Education Policy | Post Primary | Preschool | Primary | Tertiary | Search

 


UC students to learn more about robotics in Japan

UC postgraduate students to learn more about robotics in Japan

March 6, 2014

Three University of Canterbury’s postgraduate students are bound for Japan to learn more about the robotic industry in a bid to save lives in New Zealand.

UC’s mechanical engineering PhD student Chris Meaclem, Bart Milne and masters student Alex Lippitt head to Japan next week, at the invitation of the Japanese Government, for short-term visiting fellowships to learn more about robots in mechanical engineering, electrical engineering and manufacturing.

They will visit Japanese companies, the Tokyo Rinkai disaster prevention park, Mitsubishi Motors, Kagawa National College of Technology, Tokyo Institute of Technology and develop robotic networks.

Meaclem is researching sensor guided semi-autonomous tree to tree felling machinery for steep terrain harvesting in New Zealand to help address the high rate of deaths and injuries around felling trees.

UC’s mechanical engineering professor XiaoQi Chen says the study trip will expose the postgraduates to the cutting-edge technologies in robotics and automation developed in Japan.

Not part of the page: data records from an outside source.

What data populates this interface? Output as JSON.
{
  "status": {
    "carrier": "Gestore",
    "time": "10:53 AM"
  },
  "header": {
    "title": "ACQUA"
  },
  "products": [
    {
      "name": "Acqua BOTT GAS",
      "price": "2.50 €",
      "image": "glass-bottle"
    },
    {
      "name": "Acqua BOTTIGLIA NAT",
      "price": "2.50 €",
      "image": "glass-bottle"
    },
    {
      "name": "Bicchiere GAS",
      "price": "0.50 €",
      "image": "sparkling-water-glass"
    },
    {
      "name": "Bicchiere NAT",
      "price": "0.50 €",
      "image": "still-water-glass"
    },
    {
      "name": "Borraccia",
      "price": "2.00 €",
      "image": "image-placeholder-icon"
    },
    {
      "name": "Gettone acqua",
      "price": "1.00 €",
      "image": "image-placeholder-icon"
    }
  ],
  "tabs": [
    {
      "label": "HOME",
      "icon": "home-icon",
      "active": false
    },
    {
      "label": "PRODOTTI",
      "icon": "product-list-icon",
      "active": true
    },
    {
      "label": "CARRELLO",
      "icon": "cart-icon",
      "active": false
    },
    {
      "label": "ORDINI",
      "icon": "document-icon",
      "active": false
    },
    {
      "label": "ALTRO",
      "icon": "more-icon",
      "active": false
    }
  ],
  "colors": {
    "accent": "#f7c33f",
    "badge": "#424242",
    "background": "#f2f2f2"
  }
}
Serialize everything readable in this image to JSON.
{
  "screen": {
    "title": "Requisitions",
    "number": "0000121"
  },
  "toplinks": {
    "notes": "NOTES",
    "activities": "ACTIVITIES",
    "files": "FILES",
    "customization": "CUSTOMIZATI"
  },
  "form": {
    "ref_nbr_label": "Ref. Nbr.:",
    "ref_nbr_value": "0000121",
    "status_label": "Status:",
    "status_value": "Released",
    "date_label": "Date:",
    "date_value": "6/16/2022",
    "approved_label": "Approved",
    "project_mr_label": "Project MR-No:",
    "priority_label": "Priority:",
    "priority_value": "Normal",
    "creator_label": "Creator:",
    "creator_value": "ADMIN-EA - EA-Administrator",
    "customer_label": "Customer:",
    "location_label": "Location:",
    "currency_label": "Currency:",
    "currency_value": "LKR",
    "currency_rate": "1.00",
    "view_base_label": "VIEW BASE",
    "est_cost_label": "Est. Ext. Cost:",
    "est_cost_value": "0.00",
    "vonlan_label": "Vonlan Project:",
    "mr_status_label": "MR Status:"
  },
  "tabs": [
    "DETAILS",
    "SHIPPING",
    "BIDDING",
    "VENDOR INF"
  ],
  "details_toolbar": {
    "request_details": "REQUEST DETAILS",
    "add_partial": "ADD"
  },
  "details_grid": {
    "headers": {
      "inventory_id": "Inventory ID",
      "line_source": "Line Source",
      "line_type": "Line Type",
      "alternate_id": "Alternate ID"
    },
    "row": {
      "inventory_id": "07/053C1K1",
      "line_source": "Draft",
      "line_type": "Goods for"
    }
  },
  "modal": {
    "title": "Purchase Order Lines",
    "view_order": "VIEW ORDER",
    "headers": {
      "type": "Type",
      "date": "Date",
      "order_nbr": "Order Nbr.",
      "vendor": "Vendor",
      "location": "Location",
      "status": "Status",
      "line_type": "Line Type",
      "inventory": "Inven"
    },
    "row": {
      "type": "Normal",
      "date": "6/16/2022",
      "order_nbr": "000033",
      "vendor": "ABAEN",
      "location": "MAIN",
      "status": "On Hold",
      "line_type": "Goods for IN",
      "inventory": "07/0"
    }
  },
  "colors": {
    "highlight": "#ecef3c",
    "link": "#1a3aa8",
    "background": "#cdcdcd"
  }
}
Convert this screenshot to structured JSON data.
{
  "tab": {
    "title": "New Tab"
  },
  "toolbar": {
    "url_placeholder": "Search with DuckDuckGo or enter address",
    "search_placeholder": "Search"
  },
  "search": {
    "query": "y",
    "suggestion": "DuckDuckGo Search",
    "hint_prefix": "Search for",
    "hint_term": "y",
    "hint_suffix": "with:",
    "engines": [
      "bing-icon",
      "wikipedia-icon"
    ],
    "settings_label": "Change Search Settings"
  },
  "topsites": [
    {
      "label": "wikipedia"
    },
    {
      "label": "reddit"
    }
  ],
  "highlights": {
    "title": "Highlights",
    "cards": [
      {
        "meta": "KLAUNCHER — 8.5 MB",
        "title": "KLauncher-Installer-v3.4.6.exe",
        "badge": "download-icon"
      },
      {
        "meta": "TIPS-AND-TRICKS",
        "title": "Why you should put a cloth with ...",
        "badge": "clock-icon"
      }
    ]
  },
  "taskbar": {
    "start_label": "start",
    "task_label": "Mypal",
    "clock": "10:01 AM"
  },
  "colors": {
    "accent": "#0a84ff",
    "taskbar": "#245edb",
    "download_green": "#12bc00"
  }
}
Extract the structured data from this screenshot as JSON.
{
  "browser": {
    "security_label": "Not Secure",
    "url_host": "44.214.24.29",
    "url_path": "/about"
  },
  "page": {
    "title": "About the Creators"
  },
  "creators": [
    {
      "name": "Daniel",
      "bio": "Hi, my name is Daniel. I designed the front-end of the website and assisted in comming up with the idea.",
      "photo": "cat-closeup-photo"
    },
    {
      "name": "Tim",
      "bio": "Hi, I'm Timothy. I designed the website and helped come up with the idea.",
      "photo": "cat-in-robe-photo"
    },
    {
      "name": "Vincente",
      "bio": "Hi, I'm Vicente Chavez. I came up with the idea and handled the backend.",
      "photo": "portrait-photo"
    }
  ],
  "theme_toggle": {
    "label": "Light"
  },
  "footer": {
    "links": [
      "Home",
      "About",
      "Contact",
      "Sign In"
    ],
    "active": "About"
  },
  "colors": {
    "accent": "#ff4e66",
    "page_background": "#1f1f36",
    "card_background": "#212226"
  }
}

``This trip can potentially lead to further academic exchanges and research collaborations between UC researchers and partners in Japan. It helps us stay in touch with the forefront of robotics technology and develop innovative automation solutions that suit New Zealand’s environment,’’ Professor XaioQi says.

Milne is also looking into reducing accidents in remote controlled steep slope forestry harvesting. New Zealand has large amounts of steep land in use for forestry. Much of this forestry is reaching a harvestable age and there is a need for safe and economic extraction of the trees.

``My research is looking at aids such as machine vision and system modelling to enhance the precision and productivity of a forestry harvest worker.

``Japan has a highly developed robotics industry and faces similar challenges with terrain harvesting. It will be very interesting to see what insights can be gained into how Japanese industry is dealing with these challenges.’’

Milne and Meaclem are part of the UC team working on the national primary growth programme Forest Harvest Solution in collaboration with SCION and the forestry industry, specifically focusing on robotisation of steep country forest harvest.

Lippitt is seeking to improve patient rehabilitation with stroke victims that have lost swallowing function. His work involves building on an existing system that uses electrical support impedance of the throat to provide feedback to the patient.

ends

© Scoop Media

 
 
 
 
 
Culture Headlines | Health Headlines | Education Headlines

 

TV3 Video: Auckland Arts Festival Kicks Off

The Auckland Arts Festival kicks off March 4, with artists from New Zealand and all over the world on show. More>>

ALSO:

Te Matatini: Minister Applauds National Kapa Haka Festival

Education Minister Hekia Parata wishes the best of luck to everyone involved in this week’s national kapa haka festival, Te Matatini, in Christchurch. “Te Matatini showcases the very best of Māori performing arts talent. It’s a celebration of identity, language and culture at the highest level and I’m looking forward to being amongst it,” says Ms Parata. More>>

ALSO:

Kiwi Pride: Accolades For Film About Man Who Falls In Love With A Stick

A short animated film written and directed by New Zealand born Matthew Darragh has been selected for the Courts des îles, International Festival of Short Fiction Films. More>>

ALSO:

Anniversaries: Vivid Memories Four Years After Christchurch Quake

Four years ago, an earthquake that would change the lives of thousands shook Christchurch at 12.51 p.m. More>>

ALSO:

Environment 'n' Conservation: Slash Meets Tāne The Tuatara

Rock and Roll superstar and former Guns 'n' Roses guitarist Slash visited Zealandia Ecosanctuary along with collaborating band Myles Kennedy and the Conspirators. More>>

Canterbury Quakes: Feedback Sought On Short-Listed Memorial Designs

Six short-listed designs for the Canterbury Earthquake Memorial have been released for public input... The Memorial will honour the victims of Canterbury’s earthquakes and acknowledge the suffering of all those who lived through them as well as the heroism of those who participated in the rescue and recovery operations. More>>

ALSO:

Get More From Scoop

 
 

LATEST HEADLINES

 
 
 
 
Education
Search Scoop  
 
 
Powered by Vodafone
NZ independent news